Close relationships are essential to the mental health and adaptation of adults. The study of close relationships and mental health has concentrated on dyadic interactions in different types of relationships, such as parents, best friends, and romantic partners. Much less attention has focused on how a network of close relationships informs mental health. This study concentrated on a network of five close relationships in relation to adult mental health outcomes. Four network metrics, which are composition (who), strength (number of attachment figures), morphology (hierarchical or nonhierarchical), and physical proximity were examined as predictors of adult mental health outcomes (i.e., depression, anxiety, and suicidal ideation). Each network metric was investigated based on different age groups and attachment quality as potential moderating factors to explore whether the network structures of close relationships can be considered as a possible factor for understanding adult mental health. Participants included 930 adults (57% female) aged from 24 to 80, who first completed the Web-based Hierarchical Mapping Technique (WHMT), a diagrammatic measure of attachment network composition, strength, morphology, and physical distance. After completing the WHMT, the participants also completed a Qualtrics survey that included extensive questions on their demographics, mental health scales, and attachment relationships. Furthermore, the participants completed the Patient Health Questionnaire (PHQ-9), General Anxiety Disorder (GAD-7), and the Suicide Behaviors Questionnaire-Revised (SBQ-R) to assess depression, anxiety, and suicidal ideation. They also completed Experiences of Close Relationships-Revised-General Short Form (ECR-R-GSF) to examine attachment quality.

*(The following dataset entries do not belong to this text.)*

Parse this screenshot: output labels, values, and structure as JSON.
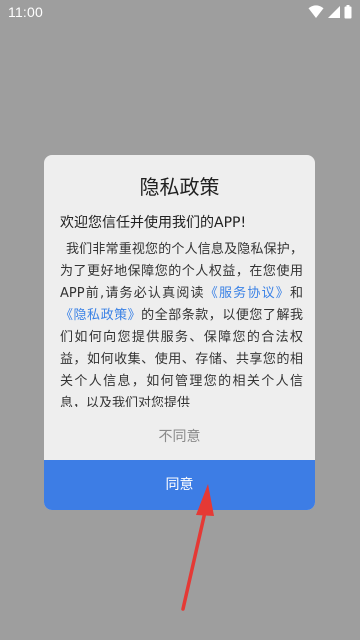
{
  "status_bar": {
    "time": "11:00",
    "icons": [
      "wifi-icon",
      "signal-icon",
      "battery-icon"
    ]
  },
  "dialog": {
    "title": "隐私政策",
    "greeting": "欢迎您信任并使用我们的APP!",
    "body": {
      "intro": "我们非常重视您的个人信息及隐私保护，为了更好地保障您的个人权益，在您使用APP前,请务必认真阅读",
      "link_service": "《服务协议》",
      "and_text": "和",
      "link_privacy": "《隐私政策》",
      "rest": "的全部条款，以便您了解我们如何向您提供服务、保障您的合法权益，如何收集、使用、存储、共享您的相关个人信息，如何管理您的相关个人信息，以及我们对您提供"
    },
    "disagree_label": "不同意",
    "agree_label": "同意"
  },
  "colors": {
    "backdrop": "#9e9e9e",
    "dialog_bg": "#eeeeee",
    "accent": "#3d7de5",
    "link": "#3b82e6",
    "annotation_arrow": "#e53935"
  }
}
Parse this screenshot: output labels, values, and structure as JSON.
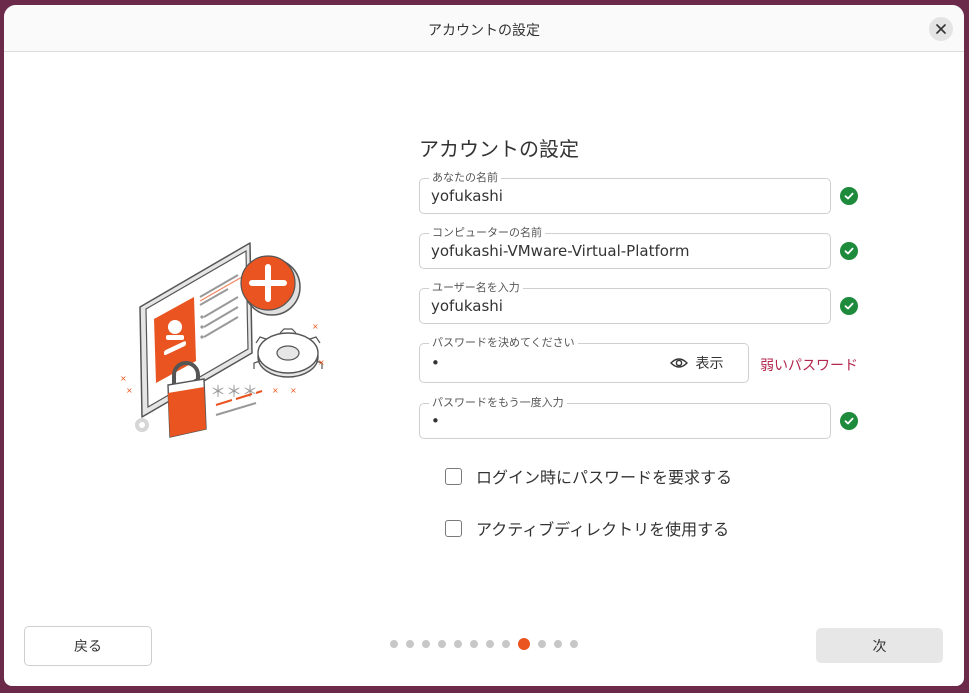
{
  "window": {
    "title": "アカウントの設定"
  },
  "heading": "アカウントの設定",
  "fields": {
    "name": {
      "label": "あなたの名前",
      "value": "yofukashi"
    },
    "computer": {
      "label": "コンピューターの名前",
      "value": "yofukashi-VMware-Virtual-Platform"
    },
    "username": {
      "label": "ユーザー名を入力",
      "value": "yofukashi"
    },
    "password": {
      "label": "パスワードを決めてください",
      "value": "•"
    },
    "confirm": {
      "label": "パスワードをもう一度入力",
      "value": "•"
    }
  },
  "show_button_label": "表示",
  "password_strength": "弱いパスワード",
  "options": {
    "require_password": {
      "label": "ログイン時にパスワードを要求する",
      "checked": false
    },
    "active_directory": {
      "label": "アクティブディレクトリを使用する",
      "checked": false
    }
  },
  "nav": {
    "back": "戻る",
    "next": "次"
  },
  "progress": {
    "total_steps": 12,
    "current_step": 9
  },
  "colors": {
    "accent": "#e95420",
    "success": "#1e8a3c",
    "warning_text": "#b3264e"
  },
  "icons": [
    "close-icon",
    "check-circle-icon",
    "eye-icon"
  ]
}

Multivariate Analysis of Covariance (MANCOVA) and Hierarchical Multiple Regression (HMR) were employed to explore how each network indicator was related to differences in the three mental health outcomes. The findings provided some confirmation that choosing different primary attachment figures were not significant to mental health outcomes in adult attachment networks. Having more attachment figure was associated with positive mental health outcomes. Contrary to study hypothesis, participants with non-hierarchical networks reported better mental health outcomes. Additionally, the amount of physical distance from close relationships did not appear to be a good predictor of mental health.
Developmental Psychology | Educational Psychology
attachment network structures, Web-based Hierarchical Mapping Technique
Number of Pages
University of South Dakota
Tian, Junnan, "Attachment Network Structures and Adult Mental Health" (2023). Dissertations and Theses. 176.